Leaving out all images, return the entries below exactly.

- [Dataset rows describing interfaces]
****************

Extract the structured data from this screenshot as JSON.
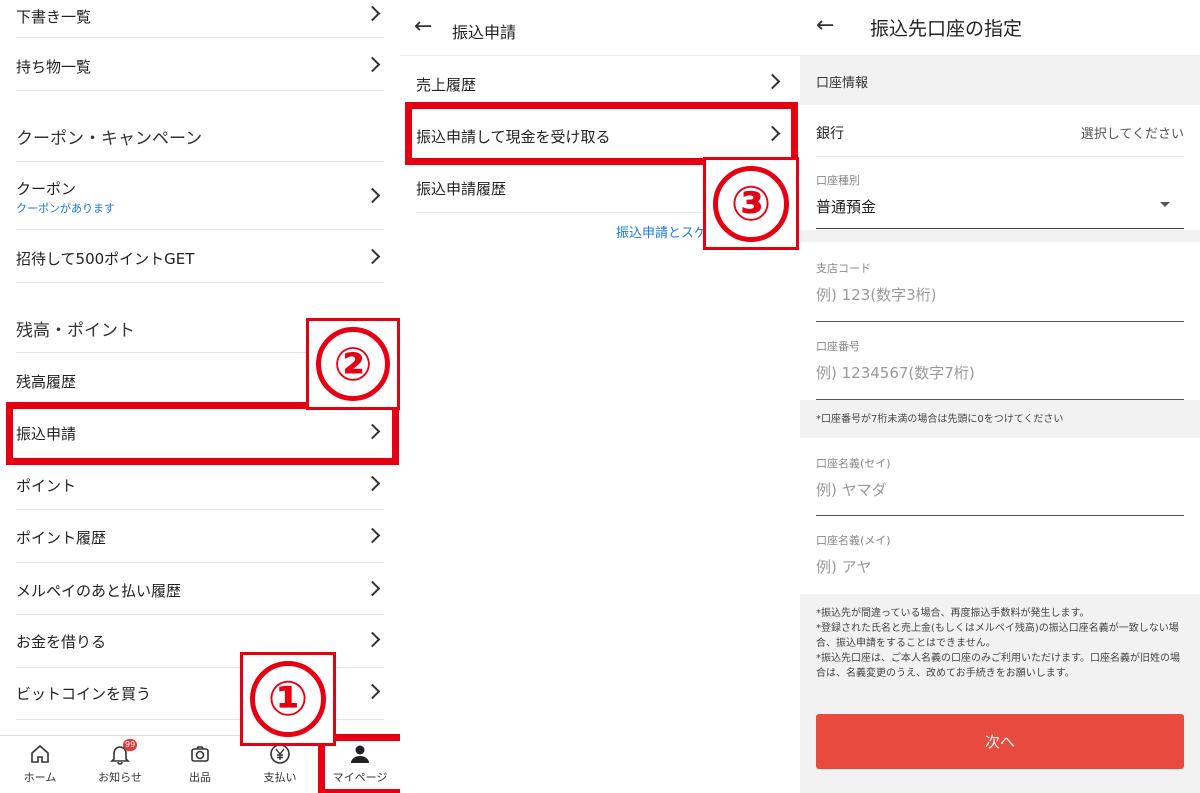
{
  "panel1": {
    "rows": [
      {
        "label": "下書き一覧"
      },
      {
        "label": "持ち物一覧"
      },
      {
        "label": "クーポン",
        "sub": "クーポンがあります"
      },
      {
        "label": "招待して500ポイントGET"
      },
      {
        "label": "残高履歴"
      },
      {
        "label": "振込申請"
      },
      {
        "label": "ポイント"
      },
      {
        "label": "ポイント履歴"
      },
      {
        "label": "メルペイのあと払い履歴"
      },
      {
        "label": "お金を借りる"
      },
      {
        "label": "ビットコインを買う"
      }
    ],
    "sections": [
      "クーポン・キャンペーン",
      "残高・ポイント"
    ],
    "nav": [
      {
        "label": "ホーム",
        "icon": "home-icon"
      },
      {
        "label": "お知らせ",
        "icon": "bell-icon",
        "badge": "99"
      },
      {
        "label": "出品",
        "icon": "camera-icon"
      },
      {
        "label": "支払い",
        "icon": "yen-icon"
      },
      {
        "label": "マイページ",
        "icon": "person-icon"
      }
    ]
  },
  "panel2": {
    "title": "振込申請",
    "rows": [
      {
        "label": "売上履歴"
      },
      {
        "label": "振込申請して現金を受け取る"
      },
      {
        "label": "振込申請履歴"
      }
    ],
    "link": "振込申請とスケ"
  },
  "panel3": {
    "title": "振込先口座の指定",
    "section": "口座情報",
    "bank_label": "銀行",
    "bank_value": "選択してください",
    "account_type_label": "口座種別",
    "account_type_value": "普通預金",
    "branch_label": "支店コード",
    "branch_placeholder": "例) 123(数字3桁)",
    "number_label": "口座番号",
    "number_placeholder": "例) 1234567(数字7桁)",
    "number_note": "*口座番号が7桁未満の場合は先頭に0をつけてください",
    "sei_label": "口座名義(セイ)",
    "sei_placeholder": "例) ヤマダ",
    "mei_label": "口座名義(メイ)",
    "mei_placeholder": "例) アヤ",
    "notes": [
      "*振込先が間違っている場合、再度振込手数料が発生します。",
      "*登録された氏名と売上金(もしくはメルペイ残高)の振込口座名義が一致しない場合、振込申請をすることはできません。",
      "*振込先口座は、ご本人名義の口座のみご利用いただけます。口座名義が旧姓の場合は、名義変更のうえ、改めてお手続きをお願いします。"
    ],
    "next_label": "次へ"
  },
  "markers": [
    "①",
    "②",
    "③"
  ],
  "colors": {
    "highlight": "#e50012",
    "link": "#1a7bd7",
    "button": "#e94a3e"
  }
}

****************

- [YOUR SOLUTION]
Extract the structured data from this screenshot as JSON.
{
  "panel1": {
    "rows": [
      {
        "label": "下書き一覧"
      },
      {
        "label": "持ち物一覧"
      },
      {
        "label": "クーポン",
        "sub": "クーポンがあります"
      },
      {
        "label": "招待して500ポイントGET"
      },
      {
        "label": "残高履歴"
      },
      {
        "label": "振込申請"
      },
      {
        "label": "ポイント"
      },
      {
        "label": "ポイント履歴"
      },
      {
        "label": "メルペイのあと払い履歴"
      },
      {
        "label": "お金を借りる"
      },
      {
        "label": "ビットコインを買う"
      }
    ],
    "sections": [
      "クーポン・キャンペーン",
      "残高・ポイント"
    ],
    "nav": [
      {
        "label": "ホーム",
        "icon": "home-icon"
      },
      {
        "label": "お知らせ",
        "icon": "bell-icon",
        "badge": "99"
      },
      {
        "label": "出品",
        "icon": "camera-icon"
      },
      {
        "label": "支払い",
        "icon": "yen-icon"
      },
      {
        "label": "マイページ",
        "icon": "person-icon"
      }
    ]
  },
  "panel2": {
    "title": "振込申請",
    "rows": [
      {
        "label": "売上履歴"
      },
      {
        "label": "振込申請して現金を受け取る"
      },
      {
        "label": "振込申請履歴"
      }
    ],
    "link": "振込申請とスケ"
  },
  "panel3": {
    "title": "振込先口座の指定",
    "section": "口座情報",
    "bank_label": "銀行",
    "bank_value": "選択してください",
    "account_type_label": "口座種別",
    "account_type_value": "普通預金",
    "branch_label": "支店コード",
    "branch_placeholder": "例) 123(数字3桁)",
    "number_label": "口座番号",
    "number_placeholder": "例) 1234567(数字7桁)",
    "number_note": "*口座番号が7桁未満の場合は先頭に0をつけてください",
    "sei_label": "口座名義(セイ)",
    "sei_placeholder": "例) ヤマダ",
    "mei_label": "口座名義(メイ)",
    "mei_placeholder": "例) アヤ",
    "notes": [
      "*振込先が間違っている場合、再度振込手数料が発生します。",
      "*登録された氏名と売上金(もしくはメルペイ残高)の振込口座名義が一致しない場合、振込申請をすることはできません。",
      "*振込先口座は、ご本人名義の口座のみご利用いただけます。口座名義が旧姓の場合は、名義変更のうえ、改めてお手続きをお願いします。"
    ],
    "next_label": "次へ"
  },
  "markers": [
    "①",
    "②",
    "③"
  ],
  "colors": {
    "highlight": "#e50012",
    "link": "#1a7bd7",
    "button": "#e94a3e"
  }
}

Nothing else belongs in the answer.